About the author: Esther Rantzen

Esther Rantzen was born in Berkhamsted in Hertfordshire, and graduated from Somerville College Oxford with a degree in English. She joined the BBC as a sound effects assistant in radio, then became a researcher in television, and in 1968 became a researcher/reporter for Bernard Braden’s consumer programme, Braden’s Week. When Bernard Braden went back to Canada, in 1973 Esther became the producer/presenter of the consumer programme That’s Life! which ran for 21 years, and drew audiences of over 18 million. It achieved fame, (and notoriety) for its talking dogs, Jobsworth Awards and campaigns on behalf of abused children, organ transplants, safe playgrounds, hospital patients and to provide justice for consumers.
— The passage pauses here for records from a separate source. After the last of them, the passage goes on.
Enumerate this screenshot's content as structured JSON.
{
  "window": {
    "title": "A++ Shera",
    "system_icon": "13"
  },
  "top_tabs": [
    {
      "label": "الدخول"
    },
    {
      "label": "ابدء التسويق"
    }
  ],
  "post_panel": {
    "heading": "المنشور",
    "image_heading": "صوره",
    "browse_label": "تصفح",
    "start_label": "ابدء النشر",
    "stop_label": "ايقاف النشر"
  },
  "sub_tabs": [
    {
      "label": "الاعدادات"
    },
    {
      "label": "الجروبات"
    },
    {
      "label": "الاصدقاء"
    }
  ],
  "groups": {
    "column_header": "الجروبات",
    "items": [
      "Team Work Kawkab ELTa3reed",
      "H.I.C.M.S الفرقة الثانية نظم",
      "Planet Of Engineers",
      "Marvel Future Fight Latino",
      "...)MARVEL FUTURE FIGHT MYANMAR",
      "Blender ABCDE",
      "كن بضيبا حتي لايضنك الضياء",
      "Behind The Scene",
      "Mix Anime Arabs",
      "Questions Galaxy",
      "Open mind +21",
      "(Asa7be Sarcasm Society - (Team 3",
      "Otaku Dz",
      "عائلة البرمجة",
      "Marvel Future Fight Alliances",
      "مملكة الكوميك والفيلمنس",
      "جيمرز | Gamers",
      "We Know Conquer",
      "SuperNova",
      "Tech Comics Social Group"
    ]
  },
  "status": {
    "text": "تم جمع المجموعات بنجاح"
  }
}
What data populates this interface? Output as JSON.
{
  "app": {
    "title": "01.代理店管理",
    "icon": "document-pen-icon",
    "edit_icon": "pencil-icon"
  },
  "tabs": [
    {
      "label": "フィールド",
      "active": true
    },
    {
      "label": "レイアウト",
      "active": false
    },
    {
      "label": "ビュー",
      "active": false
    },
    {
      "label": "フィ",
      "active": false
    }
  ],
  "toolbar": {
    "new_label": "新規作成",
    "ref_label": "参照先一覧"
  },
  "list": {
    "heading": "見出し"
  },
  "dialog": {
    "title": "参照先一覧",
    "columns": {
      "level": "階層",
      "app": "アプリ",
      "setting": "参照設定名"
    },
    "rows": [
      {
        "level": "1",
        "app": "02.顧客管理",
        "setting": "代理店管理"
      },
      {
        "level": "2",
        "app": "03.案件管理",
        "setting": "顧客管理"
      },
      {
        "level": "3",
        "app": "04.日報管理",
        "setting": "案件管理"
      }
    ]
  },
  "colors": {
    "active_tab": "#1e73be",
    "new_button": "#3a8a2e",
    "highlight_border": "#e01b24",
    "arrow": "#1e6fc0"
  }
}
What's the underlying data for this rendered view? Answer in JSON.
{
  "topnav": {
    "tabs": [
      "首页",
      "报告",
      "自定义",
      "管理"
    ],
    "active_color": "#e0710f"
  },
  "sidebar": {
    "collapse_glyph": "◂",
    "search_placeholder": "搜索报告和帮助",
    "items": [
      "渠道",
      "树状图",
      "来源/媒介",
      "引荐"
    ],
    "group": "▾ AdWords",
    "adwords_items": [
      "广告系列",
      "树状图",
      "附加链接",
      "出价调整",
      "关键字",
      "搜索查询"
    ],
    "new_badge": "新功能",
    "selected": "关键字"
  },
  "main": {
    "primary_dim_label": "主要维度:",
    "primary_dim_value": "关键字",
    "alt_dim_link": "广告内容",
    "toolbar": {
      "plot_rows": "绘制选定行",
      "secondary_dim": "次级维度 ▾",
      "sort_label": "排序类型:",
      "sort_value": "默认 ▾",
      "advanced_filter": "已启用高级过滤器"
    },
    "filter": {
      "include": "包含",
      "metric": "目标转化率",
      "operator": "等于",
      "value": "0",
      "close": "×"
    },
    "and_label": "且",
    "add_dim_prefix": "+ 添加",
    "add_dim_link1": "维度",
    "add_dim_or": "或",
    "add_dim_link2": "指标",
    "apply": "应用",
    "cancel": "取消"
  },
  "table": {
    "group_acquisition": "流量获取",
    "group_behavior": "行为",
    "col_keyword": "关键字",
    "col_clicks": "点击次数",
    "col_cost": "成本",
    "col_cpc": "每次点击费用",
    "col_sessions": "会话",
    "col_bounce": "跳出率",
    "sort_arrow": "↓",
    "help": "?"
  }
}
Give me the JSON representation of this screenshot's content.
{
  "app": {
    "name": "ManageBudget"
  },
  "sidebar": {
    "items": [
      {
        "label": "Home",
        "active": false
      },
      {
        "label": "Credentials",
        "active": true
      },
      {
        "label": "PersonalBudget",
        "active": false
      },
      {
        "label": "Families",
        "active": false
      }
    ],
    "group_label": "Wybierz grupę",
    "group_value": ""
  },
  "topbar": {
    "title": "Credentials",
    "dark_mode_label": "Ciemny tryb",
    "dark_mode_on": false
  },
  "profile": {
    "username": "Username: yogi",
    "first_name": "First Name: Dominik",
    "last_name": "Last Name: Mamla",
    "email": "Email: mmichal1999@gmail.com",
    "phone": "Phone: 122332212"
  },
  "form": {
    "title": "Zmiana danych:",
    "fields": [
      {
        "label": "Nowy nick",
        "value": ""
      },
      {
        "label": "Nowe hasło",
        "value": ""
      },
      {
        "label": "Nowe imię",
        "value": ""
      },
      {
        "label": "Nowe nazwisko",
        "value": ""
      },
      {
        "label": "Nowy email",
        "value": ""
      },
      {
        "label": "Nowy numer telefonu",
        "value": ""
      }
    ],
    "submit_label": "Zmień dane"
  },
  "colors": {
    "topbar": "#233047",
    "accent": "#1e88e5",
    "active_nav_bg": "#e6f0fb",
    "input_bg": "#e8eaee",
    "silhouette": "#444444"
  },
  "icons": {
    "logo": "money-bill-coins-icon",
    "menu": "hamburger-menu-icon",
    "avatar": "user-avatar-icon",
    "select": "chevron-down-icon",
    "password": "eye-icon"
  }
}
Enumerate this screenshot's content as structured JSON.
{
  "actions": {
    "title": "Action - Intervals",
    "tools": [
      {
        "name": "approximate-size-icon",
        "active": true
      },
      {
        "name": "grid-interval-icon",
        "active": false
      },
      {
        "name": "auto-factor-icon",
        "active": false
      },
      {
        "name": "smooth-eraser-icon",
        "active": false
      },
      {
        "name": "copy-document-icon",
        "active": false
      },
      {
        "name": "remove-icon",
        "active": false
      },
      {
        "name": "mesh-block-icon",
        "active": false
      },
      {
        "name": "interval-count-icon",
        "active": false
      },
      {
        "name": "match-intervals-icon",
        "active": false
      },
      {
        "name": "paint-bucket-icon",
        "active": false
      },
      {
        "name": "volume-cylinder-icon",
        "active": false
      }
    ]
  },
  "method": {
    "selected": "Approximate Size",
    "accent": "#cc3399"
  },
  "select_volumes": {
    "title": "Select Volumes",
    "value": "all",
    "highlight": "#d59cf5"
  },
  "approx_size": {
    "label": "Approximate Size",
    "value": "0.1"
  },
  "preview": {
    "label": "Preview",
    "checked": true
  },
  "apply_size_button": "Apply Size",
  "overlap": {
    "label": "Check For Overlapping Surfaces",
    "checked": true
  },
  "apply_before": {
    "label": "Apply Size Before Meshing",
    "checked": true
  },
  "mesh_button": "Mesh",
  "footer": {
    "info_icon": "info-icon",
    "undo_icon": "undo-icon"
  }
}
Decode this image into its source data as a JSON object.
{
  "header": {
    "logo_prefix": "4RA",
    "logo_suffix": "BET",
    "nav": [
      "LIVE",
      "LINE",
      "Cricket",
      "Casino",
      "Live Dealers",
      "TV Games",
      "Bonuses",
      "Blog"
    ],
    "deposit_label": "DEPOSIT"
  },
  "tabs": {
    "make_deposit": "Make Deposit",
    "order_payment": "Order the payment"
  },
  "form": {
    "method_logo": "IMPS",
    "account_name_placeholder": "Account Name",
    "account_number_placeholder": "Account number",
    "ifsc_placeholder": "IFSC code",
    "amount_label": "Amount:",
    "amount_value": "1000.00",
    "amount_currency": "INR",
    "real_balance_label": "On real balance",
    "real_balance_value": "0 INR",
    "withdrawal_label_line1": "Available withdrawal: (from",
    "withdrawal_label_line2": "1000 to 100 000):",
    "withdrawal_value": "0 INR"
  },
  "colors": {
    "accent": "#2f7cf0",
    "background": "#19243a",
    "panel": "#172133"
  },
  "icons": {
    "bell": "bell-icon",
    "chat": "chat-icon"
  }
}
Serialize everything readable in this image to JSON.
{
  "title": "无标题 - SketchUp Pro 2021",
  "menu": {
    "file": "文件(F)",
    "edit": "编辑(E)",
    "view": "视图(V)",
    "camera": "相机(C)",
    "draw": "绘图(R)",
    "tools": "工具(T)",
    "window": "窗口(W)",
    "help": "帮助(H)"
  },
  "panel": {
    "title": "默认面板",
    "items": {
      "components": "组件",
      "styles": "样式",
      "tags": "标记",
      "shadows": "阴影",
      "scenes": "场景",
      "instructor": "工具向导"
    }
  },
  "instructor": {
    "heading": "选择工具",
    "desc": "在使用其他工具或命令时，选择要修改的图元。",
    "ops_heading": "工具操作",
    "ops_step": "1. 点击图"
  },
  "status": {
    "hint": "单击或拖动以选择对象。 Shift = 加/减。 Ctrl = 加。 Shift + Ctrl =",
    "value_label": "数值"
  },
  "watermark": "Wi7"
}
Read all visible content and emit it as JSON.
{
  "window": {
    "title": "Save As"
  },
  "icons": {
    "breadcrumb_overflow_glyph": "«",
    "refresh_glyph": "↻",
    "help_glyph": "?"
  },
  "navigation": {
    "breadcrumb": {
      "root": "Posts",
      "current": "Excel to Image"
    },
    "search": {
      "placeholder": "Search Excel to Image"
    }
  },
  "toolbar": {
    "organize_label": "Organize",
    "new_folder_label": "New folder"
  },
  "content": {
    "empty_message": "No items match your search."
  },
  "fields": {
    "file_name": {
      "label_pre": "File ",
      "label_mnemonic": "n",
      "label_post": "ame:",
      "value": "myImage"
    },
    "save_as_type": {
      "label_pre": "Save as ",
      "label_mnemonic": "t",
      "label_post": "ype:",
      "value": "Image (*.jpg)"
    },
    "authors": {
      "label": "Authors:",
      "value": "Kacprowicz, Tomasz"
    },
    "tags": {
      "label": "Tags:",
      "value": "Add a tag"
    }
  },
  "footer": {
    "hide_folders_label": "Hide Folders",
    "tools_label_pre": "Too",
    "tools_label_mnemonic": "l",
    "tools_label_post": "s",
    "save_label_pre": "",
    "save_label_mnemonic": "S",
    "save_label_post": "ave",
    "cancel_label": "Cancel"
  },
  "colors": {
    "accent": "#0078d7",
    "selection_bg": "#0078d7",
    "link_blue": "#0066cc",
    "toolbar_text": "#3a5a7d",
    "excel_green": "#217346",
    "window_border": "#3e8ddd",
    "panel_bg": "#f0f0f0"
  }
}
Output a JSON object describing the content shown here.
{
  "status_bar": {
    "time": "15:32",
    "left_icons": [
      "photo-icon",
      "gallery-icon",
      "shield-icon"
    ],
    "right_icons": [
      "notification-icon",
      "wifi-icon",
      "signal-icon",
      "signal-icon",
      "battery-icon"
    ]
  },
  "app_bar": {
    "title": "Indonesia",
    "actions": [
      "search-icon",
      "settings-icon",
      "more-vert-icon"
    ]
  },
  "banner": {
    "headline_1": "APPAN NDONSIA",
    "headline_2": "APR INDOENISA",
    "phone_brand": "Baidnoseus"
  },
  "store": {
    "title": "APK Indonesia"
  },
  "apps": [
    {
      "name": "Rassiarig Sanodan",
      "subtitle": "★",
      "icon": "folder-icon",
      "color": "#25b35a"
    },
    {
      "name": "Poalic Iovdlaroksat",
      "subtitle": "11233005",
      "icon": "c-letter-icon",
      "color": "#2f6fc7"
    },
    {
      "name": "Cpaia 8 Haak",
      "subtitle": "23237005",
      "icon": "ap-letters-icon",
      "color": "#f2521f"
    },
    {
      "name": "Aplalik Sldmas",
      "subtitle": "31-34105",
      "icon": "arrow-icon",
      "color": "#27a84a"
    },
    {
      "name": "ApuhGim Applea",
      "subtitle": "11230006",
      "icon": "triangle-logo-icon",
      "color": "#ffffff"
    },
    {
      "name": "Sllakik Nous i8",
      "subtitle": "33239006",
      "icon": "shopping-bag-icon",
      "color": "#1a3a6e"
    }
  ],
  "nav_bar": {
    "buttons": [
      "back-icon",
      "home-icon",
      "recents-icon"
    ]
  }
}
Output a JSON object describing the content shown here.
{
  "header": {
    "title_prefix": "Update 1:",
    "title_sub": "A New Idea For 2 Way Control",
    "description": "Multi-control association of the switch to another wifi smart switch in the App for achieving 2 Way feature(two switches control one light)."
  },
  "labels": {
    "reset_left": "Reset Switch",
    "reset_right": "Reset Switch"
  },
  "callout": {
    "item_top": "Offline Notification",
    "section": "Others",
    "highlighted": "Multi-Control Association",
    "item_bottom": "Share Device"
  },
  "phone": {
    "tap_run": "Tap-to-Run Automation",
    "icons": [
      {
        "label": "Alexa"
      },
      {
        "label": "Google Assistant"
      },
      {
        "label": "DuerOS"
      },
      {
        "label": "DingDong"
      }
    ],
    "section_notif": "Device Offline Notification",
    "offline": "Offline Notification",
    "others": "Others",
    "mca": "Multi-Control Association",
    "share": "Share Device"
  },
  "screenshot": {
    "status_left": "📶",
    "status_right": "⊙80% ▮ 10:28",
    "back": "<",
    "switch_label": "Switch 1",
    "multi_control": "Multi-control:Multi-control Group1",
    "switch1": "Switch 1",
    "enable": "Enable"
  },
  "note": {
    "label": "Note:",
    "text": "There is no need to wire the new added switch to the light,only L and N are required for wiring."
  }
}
Esther also created the documentary series The Big Time which discovered singer Sheena Easton, invented the Children of Courage segment of Children in Need, and Hearts of Gold which ran for seven years, honouring unsung heroes and heroines. Esther presented her daily talk show “Esther” on BBC2 for seven years, and “That’s Esther” on ITV. She has made a number of pioneering programmes on child birth, mental health, drug abuse, and child abuse (in the campaigning series of programmes, Childwatch). In 1986 Esther invented the concept of ChildLine, (the children’s helpline which was launched on Childwatch), which she then chaired for twenty years. She is currently President of ChildLine, is a trained volunteer counsellor, and is a Trustee of the NSPCC since its merger with ChildLine in 2005. She is a Patron of a number of other charities including the Red Balloon to recover bullied children, and she helped to found the Association of Young People with ME, of which she is President. Esther has received a number of awards, including the OBE for services to broadcasting, and the CBE for services to children. She received the Royal Television Society’s Special Judges’ Award for Journalism, and was received into their Hall of Fame. In addition she was given the Dimbleby award from BAFTA, (the first woman to receive it), the Lifetime Achievement Award from Women in Film and Television, the Snowdon award for services to disabled people, has 5 honorary doctorates and has been made an honorary Fellow of Somerville College. Esther has appeared in Strictly Come Dancing for the BBC, and the jungle for ITV. She stood at the 2010 General Election as an Independent candidate for Luton South. In 2011 Esther published her book “Running Out of Tears” (The Robson Press) to celebrate ChildLine’s 25th Anniversary.